Author: Lucinda Gray
Genre: historical fiction, gothic
Published: August 2 2016
Source: ARC from publisher
After growing up on a farm in Virginia, Walthingham Hall in England seems like another world to sixteen-year-old Katherine Randolph. Her new life, filled with the splendor of upper-class England in the 1820s, is shattered when her brother mysteriously drowns. Katherine is expected to observe the mourning customs and get on with her life, but she can't accept that her brother's death was an accident.
A bitter poacher prowls the estate, and strange visitors threaten the occupants of the house. There's a rumor, too, that a wild animal stalks the woods of Walthingham. Can Katherine retain her sanity long enough to find out the truth? Or will her brother's killer claim her life, too?
The Gilded Cage is a YA novel with a fairly gothic premise and an interesting beginning, but in the end, it's chiefly hampered by its lack of length at less than 250 pages and also from the lack of dimension given to the characters. Short on characterization, short on original premise, and just kind of a lackluster effort all around.
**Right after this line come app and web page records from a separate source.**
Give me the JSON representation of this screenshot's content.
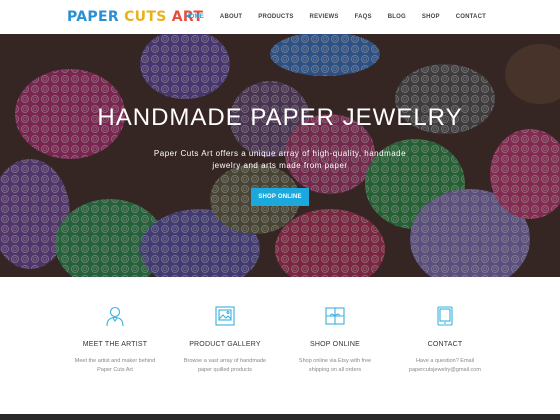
{
  "logo": {
    "parts": [
      "PAPER",
      " ",
      "CUTS",
      " ",
      "ART"
    ]
  },
  "nav": {
    "items": [
      {
        "label": "HOME",
        "active": true
      },
      {
        "label": "ABOUT",
        "active": false
      },
      {
        "label": "PRODUCTS",
        "active": false
      },
      {
        "label": "REVIEWS",
        "active": false
      },
      {
        "label": "FAQS",
        "active": false
      },
      {
        "label": "BLOG",
        "active": false
      },
      {
        "label": "SHOP",
        "active": false
      },
      {
        "label": "CONTACT",
        "active": false
      }
    ]
  },
  "hero": {
    "title": "HANDMADE PAPER JEWELRY",
    "subtitle": "Paper Cuts Art offers a unique array of high-quality, handmade jewelry and arts made from paper",
    "button": "SHOP ONLINE"
  },
  "features": [
    {
      "title": "MEET THE ARTIST",
      "desc": "Meet the artist and maker behind Paper Cuts Art",
      "icon": "user-icon"
    },
    {
      "title": "PRODUCT GALLERY",
      "desc": "Browse a vast array of handmade paper quilled products",
      "icon": "gallery-icon"
    },
    {
      "title": "SHOP ONLINE",
      "desc": "Shop online via Etsy with free shipping on all orders",
      "icon": "gift-icon"
    },
    {
      "title": "CONTACT",
      "desc": "Have a question? Email papercutsjewelry@gmail.com",
      "icon": "phone-icon"
    }
  ],
  "colors": {
    "accent": "#1ba8dd",
    "nav_active": "#2aa4d5",
    "icon": "#3ab0e0"
  }
}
The feel of the story is the best aspect by far -- from Virginia to England, Gray knows how to nail the atmosphere. The rest of the novel leaves a lot to be desired.
The story follows main character and narrator Kate through a serendipitous turn of luck that soon turns out rather ill for the sixteen year old. An unknown relative dies, leaving Kate and her brother a sudden inheritance, and then death and danger follow in close suit. Even from just reading the premise and synopsis, this is a book that is easy to predict. Gray falls victim to the genre tropes of gothic stories, instead of using them in new or creative ways.